* **Exercise directions**: The entries should be written out again exactly as they read.

[Stored data]
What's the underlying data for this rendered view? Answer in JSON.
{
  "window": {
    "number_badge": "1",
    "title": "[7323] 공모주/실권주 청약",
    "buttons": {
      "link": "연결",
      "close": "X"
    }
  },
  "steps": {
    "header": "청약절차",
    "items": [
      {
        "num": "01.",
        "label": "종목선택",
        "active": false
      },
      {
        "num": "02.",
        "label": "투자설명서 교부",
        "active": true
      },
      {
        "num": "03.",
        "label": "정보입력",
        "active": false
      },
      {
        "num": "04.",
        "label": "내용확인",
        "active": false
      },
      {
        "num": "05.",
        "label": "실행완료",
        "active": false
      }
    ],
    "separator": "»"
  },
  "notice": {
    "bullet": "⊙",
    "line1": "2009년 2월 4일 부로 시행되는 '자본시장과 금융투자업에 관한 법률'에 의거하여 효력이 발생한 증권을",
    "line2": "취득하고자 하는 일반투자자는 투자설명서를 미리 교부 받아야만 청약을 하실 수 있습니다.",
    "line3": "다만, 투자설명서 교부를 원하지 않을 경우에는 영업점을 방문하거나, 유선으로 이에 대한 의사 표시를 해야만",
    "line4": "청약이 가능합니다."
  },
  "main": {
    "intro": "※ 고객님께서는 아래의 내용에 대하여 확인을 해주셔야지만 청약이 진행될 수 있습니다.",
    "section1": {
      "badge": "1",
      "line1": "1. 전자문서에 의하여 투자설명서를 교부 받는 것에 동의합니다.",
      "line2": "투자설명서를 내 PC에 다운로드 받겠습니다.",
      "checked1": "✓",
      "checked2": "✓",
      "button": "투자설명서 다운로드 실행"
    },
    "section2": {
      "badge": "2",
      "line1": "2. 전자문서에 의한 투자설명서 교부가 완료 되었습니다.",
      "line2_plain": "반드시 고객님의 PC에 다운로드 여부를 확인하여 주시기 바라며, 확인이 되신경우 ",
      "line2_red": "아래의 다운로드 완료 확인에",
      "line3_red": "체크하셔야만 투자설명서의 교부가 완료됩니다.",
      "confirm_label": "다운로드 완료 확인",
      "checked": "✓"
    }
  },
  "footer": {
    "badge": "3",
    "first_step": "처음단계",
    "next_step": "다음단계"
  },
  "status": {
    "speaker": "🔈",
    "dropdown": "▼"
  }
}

* **Task output**:
What's the underlying data for this rendered view? Answer in JSON.
{
  "window": {
    "number_badge": "1",
    "title": "[7323] 공모주/실권주 청약",
    "buttons": {
      "link": "연결",
      "close": "X"
    }
  },
  "steps": {
    "header": "청약절차",
    "items": [
      {
        "num": "01.",
        "label": "종목선택",
        "active": false
      },
      {
        "num": "02.",
        "label": "투자설명서 교부",
        "active": true
      },
      {
        "num": "03.",
        "label": "정보입력",
        "active": false
      },
      {
        "num": "04.",
        "label": "내용확인",
        "active": false
      },
      {
        "num": "05.",
        "label": "실행완료",
        "active": false
      }
    ],
    "separator": "»"
  },
  "notice": {
    "bullet": "⊙",
    "line1": "2009년 2월 4일 부로 시행되는 '자본시장과 금융투자업에 관한 법률'에 의거하여 효력이 발생한 증권을",
    "line2": "취득하고자 하는 일반투자자는 투자설명서를 미리 교부 받아야만 청약을 하실 수 있습니다.",
    "line3": "다만, 투자설명서 교부를 원하지 않을 경우에는 영업점을 방문하거나, 유선으로 이에 대한 의사 표시를 해야만",
    "line4": "청약이 가능합니다."
  },
  "main": {
    "intro": "※ 고객님께서는 아래의 내용에 대하여 확인을 해주셔야지만 청약이 진행될 수 있습니다.",
    "section1": {
      "badge": "1",
      "line1": "1. 전자문서에 의하여 투자설명서를 교부 받는 것에 동의합니다.",
      "line2": "투자설명서를 내 PC에 다운로드 받겠습니다.",
      "checked1": "✓",
      "checked2": "✓",
      "button": "투자설명서 다운로드 실행"
    },
    "section2": {
      "badge": "2",
      "line1": "2. 전자문서에 의한 투자설명서 교부가 완료 되었습니다.",
      "line2_plain": "반드시 고객님의 PC에 다운로드 여부를 확인하여 주시기 바라며, 확인이 되신경우 ",
      "line2_red": "아래의 다운로드 완료 확인에",
      "line3_red": "체크하셔야만 투자설명서의 교부가 완료됩니다.",
      "confirm_label": "다운로드 완료 확인",
      "checked": "✓"
    }
  },
  "footer": {
    "badge": "3",
    "first_step": "처음단계",
    "next_step": "다음단계"
  },
  "status": {
    "speaker": "🔈",
    "dropdown": "▼"
  }
}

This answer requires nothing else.